A group of German protesters plan to yell and make other noise outside the Pope’s bedroom on this weekend when he visits Berlin.
Pope Benedict XVI will be flying into the German capital for a four-day visit starting Thursday. Thousands of Catholic faithful are streaming into the city to attend a papal mass expected to draw 70,000.
However, the leader of the German parliament’s opposition party defended plans to boycott the pope’s speech to the Bundestag on the first day of his four-day visit — along with 100 other deputies.

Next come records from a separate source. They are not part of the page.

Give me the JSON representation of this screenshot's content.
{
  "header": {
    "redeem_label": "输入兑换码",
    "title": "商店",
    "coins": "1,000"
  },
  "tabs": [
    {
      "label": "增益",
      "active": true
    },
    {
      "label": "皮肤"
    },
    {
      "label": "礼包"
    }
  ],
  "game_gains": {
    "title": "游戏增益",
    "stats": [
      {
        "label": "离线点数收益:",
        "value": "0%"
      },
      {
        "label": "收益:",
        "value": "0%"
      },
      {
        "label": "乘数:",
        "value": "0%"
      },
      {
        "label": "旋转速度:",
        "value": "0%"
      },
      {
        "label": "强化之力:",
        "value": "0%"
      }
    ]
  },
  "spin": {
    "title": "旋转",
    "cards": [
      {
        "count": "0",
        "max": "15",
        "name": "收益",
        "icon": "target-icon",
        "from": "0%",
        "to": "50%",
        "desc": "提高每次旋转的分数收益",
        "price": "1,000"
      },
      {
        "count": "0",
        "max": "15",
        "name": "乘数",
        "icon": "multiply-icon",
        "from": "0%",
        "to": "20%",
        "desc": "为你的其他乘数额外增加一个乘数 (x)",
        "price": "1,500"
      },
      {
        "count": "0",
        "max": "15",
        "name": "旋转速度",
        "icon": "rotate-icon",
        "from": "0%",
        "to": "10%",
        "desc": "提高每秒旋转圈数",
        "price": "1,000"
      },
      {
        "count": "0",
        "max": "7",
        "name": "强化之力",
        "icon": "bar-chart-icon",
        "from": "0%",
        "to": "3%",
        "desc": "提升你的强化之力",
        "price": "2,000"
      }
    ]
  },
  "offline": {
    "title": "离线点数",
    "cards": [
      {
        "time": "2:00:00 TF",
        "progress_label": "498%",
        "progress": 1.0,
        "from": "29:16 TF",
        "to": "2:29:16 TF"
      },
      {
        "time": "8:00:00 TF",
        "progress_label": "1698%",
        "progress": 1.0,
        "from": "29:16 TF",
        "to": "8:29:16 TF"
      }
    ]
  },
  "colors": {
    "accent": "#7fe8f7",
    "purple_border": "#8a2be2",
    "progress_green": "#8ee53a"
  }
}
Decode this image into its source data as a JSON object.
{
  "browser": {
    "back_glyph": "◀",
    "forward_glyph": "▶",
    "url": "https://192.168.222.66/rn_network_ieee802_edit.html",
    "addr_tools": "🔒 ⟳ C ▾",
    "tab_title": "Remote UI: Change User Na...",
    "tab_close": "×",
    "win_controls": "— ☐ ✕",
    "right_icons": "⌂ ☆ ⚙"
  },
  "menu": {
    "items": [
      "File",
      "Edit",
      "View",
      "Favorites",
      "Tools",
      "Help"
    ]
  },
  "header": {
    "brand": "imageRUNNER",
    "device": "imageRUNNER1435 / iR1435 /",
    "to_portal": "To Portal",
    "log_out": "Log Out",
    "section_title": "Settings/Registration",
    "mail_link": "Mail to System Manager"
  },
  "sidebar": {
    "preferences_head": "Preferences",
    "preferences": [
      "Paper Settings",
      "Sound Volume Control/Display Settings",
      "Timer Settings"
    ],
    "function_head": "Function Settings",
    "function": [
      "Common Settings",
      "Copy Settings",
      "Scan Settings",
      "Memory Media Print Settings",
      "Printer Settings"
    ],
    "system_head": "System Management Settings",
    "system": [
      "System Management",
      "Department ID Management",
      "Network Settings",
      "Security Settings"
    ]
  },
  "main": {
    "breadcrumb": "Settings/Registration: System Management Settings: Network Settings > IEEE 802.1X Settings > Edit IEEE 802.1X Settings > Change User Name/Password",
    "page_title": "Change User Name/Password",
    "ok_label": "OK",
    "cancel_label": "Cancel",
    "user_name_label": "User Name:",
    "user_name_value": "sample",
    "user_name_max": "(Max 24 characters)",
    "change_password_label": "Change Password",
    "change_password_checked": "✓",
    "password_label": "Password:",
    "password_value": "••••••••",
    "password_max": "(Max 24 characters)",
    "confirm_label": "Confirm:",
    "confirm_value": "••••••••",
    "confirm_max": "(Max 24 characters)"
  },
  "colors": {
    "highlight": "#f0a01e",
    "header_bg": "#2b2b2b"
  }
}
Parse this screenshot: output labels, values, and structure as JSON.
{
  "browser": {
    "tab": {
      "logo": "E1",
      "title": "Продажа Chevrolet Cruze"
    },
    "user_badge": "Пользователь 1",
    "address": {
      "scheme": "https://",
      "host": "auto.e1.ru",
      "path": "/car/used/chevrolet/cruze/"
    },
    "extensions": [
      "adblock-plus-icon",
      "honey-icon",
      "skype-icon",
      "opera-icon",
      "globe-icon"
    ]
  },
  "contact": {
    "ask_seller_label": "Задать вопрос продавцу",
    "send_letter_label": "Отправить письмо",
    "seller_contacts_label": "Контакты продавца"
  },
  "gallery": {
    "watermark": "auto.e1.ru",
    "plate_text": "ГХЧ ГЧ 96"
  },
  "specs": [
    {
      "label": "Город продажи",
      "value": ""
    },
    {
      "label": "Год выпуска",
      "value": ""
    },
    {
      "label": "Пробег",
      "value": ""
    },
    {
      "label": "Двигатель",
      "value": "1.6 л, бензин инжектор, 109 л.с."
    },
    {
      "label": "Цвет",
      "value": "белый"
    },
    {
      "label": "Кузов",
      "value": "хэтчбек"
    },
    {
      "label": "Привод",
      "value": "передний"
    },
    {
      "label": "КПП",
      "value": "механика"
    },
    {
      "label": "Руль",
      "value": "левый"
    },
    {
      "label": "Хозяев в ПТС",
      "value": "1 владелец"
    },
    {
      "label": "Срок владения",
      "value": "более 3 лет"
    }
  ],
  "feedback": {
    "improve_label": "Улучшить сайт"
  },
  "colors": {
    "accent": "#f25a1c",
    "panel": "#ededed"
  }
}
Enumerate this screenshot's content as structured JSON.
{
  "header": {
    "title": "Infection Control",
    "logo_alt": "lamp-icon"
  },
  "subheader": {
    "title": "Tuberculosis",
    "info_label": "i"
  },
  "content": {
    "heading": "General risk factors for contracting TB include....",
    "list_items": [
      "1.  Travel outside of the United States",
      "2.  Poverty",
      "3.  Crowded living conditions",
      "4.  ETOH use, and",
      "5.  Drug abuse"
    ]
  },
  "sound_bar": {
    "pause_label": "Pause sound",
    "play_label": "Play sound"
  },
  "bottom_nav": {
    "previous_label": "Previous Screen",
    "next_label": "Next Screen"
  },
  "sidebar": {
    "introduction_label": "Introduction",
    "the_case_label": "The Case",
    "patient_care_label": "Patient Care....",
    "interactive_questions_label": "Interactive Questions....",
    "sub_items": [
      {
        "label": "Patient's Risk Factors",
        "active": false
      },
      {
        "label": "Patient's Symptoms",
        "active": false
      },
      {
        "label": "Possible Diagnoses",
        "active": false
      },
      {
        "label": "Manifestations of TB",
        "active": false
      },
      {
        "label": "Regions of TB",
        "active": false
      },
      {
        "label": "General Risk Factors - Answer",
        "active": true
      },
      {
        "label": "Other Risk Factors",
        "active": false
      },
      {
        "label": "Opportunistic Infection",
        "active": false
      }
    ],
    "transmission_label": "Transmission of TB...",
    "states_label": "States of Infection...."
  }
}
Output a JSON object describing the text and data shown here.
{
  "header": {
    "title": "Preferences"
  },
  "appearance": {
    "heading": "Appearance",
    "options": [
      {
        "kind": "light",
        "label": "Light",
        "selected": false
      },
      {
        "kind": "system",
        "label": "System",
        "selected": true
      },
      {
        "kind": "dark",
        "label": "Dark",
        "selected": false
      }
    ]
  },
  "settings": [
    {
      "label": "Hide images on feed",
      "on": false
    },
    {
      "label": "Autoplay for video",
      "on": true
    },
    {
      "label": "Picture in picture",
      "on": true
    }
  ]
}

“The fact that there are a few who will not be in the Bundestag by reason of their fundamental view about religion should not prompt us to speak of a lack of respect,” Frank-Walter Steinmeier, caucus leader of the Social Democrats told the Deutsche Presse-Argentur newspaper. “We should respect other views.”
Rainer Bruederle, caucus leader of the Free Democrats, a pro-government party, disagreed.
“The pope is speaking. I’m going because it’s right,” said Bruederle, who is a Lutheran.
Meanwhile a capacity crowd of 70,000 is expected at the Olympic Stadium, Berlin’s main sports venue. “It’s absolutely booked out,” said Stafan Foerner, spokesman for the Berlin archdiocese.
He said he was not worried that protesters have announced they plan to shout and make a noise all night near the apostolic nunciature, the Vatican embassy, where Benedict will stay.
“The holy father will be so tired from his busy schedule that he is bound to sleep soundly,” Foerner said.